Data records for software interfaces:

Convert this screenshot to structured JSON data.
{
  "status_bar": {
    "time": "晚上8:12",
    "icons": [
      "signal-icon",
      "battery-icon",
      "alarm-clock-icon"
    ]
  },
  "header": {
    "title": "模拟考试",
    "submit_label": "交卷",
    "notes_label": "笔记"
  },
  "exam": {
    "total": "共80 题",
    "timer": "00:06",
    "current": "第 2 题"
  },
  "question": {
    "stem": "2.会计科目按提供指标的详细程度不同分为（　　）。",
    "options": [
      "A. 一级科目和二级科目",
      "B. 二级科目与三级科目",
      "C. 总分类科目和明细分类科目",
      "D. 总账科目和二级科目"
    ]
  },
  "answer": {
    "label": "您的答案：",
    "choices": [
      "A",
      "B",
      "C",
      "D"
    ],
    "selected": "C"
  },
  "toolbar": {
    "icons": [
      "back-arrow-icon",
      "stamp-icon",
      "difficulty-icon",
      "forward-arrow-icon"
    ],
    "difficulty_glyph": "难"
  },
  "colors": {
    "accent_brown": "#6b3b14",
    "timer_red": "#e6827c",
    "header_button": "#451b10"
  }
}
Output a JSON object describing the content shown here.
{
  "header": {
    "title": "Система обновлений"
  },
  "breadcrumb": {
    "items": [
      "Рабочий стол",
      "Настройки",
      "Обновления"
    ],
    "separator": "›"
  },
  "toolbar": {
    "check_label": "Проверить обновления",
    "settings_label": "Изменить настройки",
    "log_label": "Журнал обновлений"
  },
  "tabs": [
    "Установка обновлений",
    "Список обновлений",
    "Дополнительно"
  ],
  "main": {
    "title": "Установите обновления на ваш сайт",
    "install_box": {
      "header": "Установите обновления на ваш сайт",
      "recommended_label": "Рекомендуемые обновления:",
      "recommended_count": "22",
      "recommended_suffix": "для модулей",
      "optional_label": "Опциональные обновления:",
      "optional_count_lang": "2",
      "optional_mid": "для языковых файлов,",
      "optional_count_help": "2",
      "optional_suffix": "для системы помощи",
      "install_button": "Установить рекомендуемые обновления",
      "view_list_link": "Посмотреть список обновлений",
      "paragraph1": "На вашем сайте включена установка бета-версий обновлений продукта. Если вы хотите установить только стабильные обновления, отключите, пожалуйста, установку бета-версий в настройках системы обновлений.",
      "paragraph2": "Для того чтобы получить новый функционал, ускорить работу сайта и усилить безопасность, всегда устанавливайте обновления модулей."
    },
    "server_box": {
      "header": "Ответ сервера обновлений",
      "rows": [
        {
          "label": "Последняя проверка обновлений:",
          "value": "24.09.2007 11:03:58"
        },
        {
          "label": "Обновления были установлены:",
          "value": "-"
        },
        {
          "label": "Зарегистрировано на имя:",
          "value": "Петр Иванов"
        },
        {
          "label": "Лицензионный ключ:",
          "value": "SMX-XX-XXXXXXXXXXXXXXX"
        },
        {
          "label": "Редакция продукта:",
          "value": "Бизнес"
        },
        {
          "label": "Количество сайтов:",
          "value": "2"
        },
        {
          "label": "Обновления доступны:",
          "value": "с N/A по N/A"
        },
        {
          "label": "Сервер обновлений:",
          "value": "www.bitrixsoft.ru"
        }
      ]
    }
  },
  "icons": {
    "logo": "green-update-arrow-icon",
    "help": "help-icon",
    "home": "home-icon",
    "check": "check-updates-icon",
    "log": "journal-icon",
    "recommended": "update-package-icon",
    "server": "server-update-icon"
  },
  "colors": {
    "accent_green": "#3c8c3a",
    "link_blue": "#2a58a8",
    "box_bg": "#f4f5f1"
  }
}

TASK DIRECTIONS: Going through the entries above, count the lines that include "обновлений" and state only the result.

RESPONSE TO THIS EXERCISE: 9